The data gap is due to California law that makes these full death data available only "for purposes of law enforcement or preventing fraud," a UCLA-lead research team found.
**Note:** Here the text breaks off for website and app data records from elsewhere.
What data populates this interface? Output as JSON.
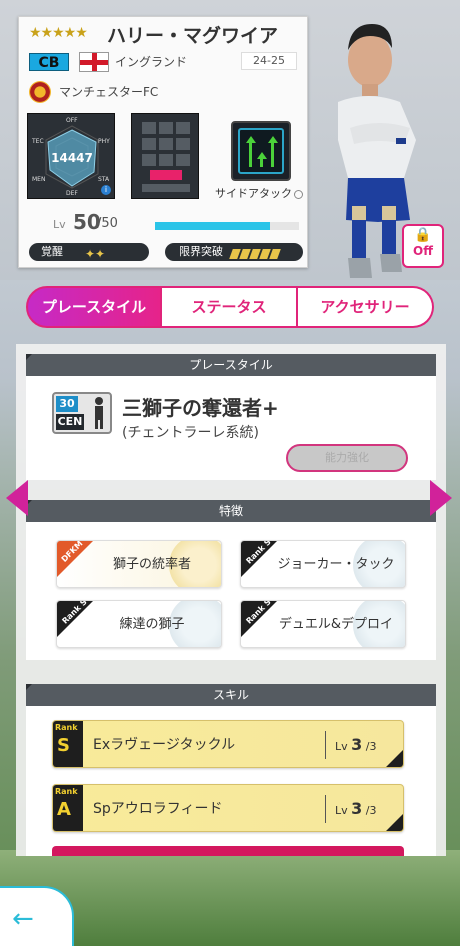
{
  "player": {
    "stars": "★★★★★",
    "name": "ハリー・マグワイア",
    "position": "CB",
    "country": "イングランド",
    "season": "24-25",
    "club": "マンチェスターFC",
    "overall": "14447",
    "radar_labels": [
      "OFF",
      "PHY",
      "STA",
      "DEF",
      "MEN",
      "TEC"
    ],
    "side_attack_label": "サイドアタック",
    "lv_label": "Lv",
    "lv_value": "50",
    "lv_max": "/50",
    "lv_fill_fraction": 0.8,
    "awakening_label": "覚醒",
    "awakening_icons": "✦✦",
    "limit_break_label": "限界突破",
    "lock_label": "Off"
  },
  "tabs": [
    {
      "label": "プレースタイル"
    },
    {
      "label": "ステータス"
    },
    {
      "label": "アクセサリー"
    }
  ],
  "playstyle_section": {
    "header": "プレースタイル",
    "icon_num": "30",
    "icon_pos": "CEN",
    "name": "三獅子の奪還者+",
    "sub": "(チェントラーレ系統)",
    "button": "能力強化"
  },
  "traits_section": {
    "header": "特徴",
    "items": [
      {
        "rank_label": "DFKM",
        "label": "獅子の統率者"
      },
      {
        "rank_label": "Rank S",
        "label": "ジョーカー・タックル超"
      },
      {
        "rank_label": "Rank S",
        "label": "練達の獅子"
      },
      {
        "rank_label": "Rank S",
        "label": "デュエル&デプロイ"
      }
    ]
  },
  "skills_section": {
    "header": "スキル",
    "items": [
      {
        "rank_word": "Rank",
        "rank": "S",
        "name": "Exラヴェージタックル",
        "lv_prefix": "Lv",
        "lv": "3",
        "lv_max": "/3"
      },
      {
        "rank_word": "Rank",
        "rank": "A",
        "name": "Spアウロラフィード",
        "lv_prefix": "Lv",
        "lv": "3",
        "lv_max": "/3"
      }
    ]
  },
  "colors": {
    "accent": "#e0247a",
    "tab_active_start": "#c62ac6",
    "cyan": "#2bc4e8"
  },
  "icons": {
    "back": "arrow-left-icon",
    "lock": "lock-icon",
    "nav_left": "triangle-left-icon",
    "nav_right": "triangle-right-icon"
  }
}
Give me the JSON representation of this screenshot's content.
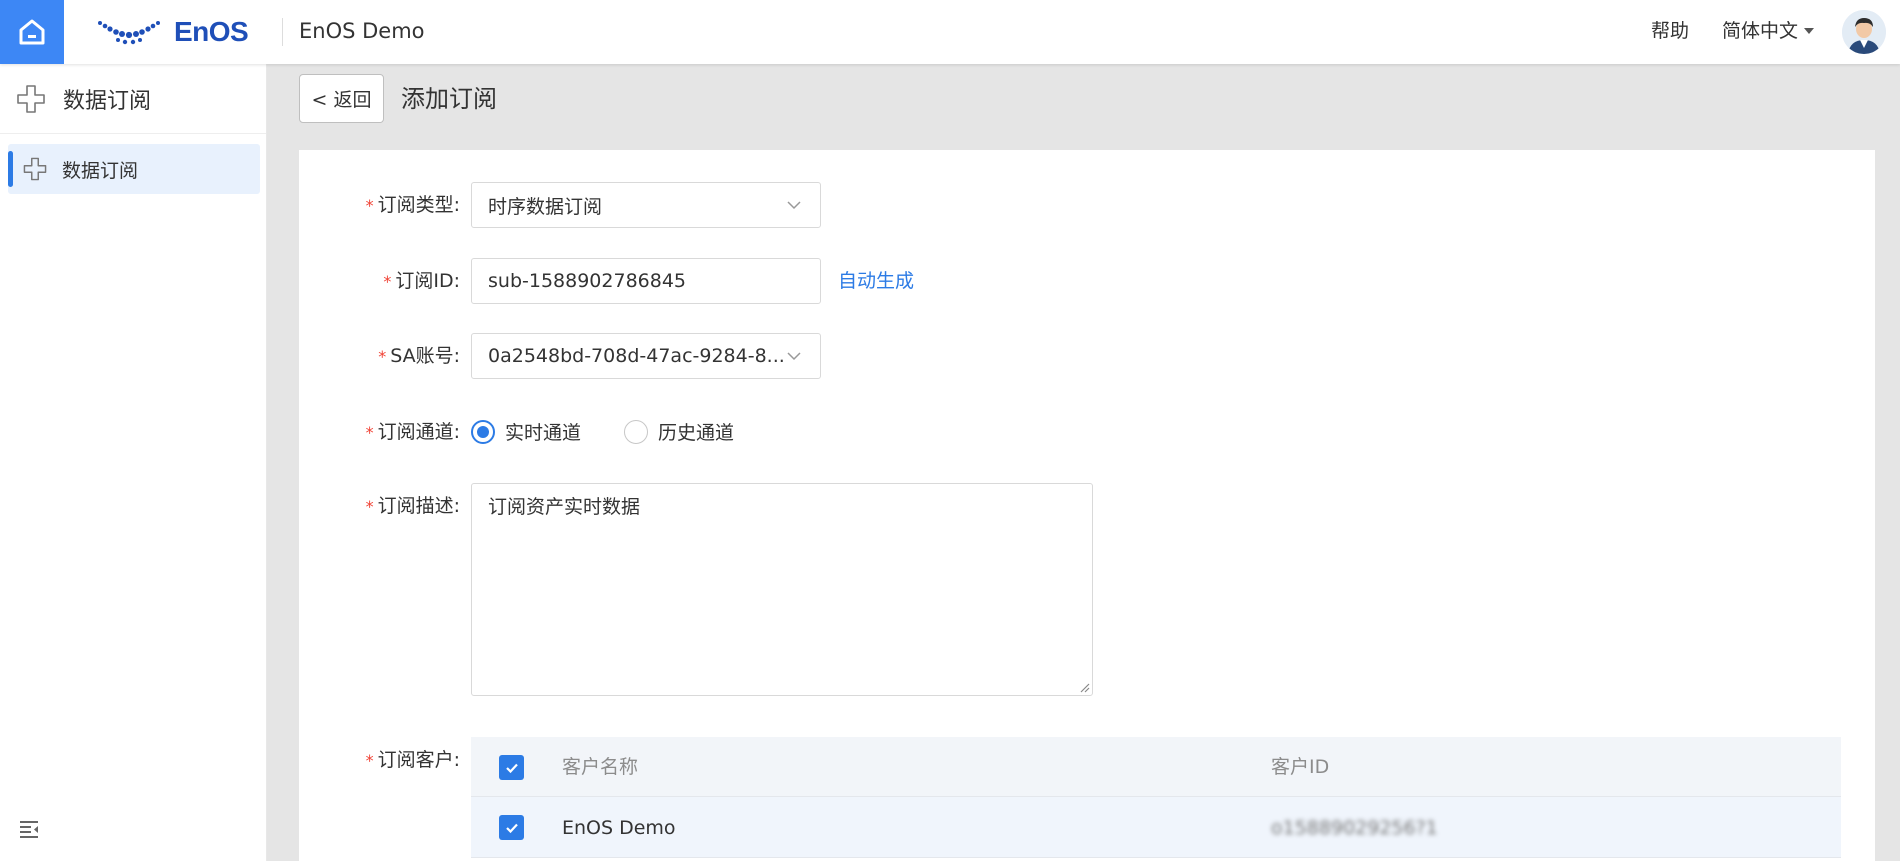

Even a real-time death database maintained by the National Association for Public Health Statistics and Information Services remains unavailable to health organizations, they write.

The findings were published Dec. 4 in a JAMA Internal Medicine research letter.

The problem exists for nearly all California hospitals and in some other states, but the UCLA team is the first to document it, said Dr. Neil Wenger , a professor in the division of general internal medicine and health services research at the David Geffen School of Medicine at UCLA and the paper’s lead author.

"The amazing thing is that this is an easily solvable problem because the state has a database that can identify most of the patients who die, but current law prevents them from giving it to health care institutions; only financial institutions," Wenger said. "Perhaps highlighting this problem will raise awareness and help to fix this issue."

- Read the full news release on the UCLA Health website.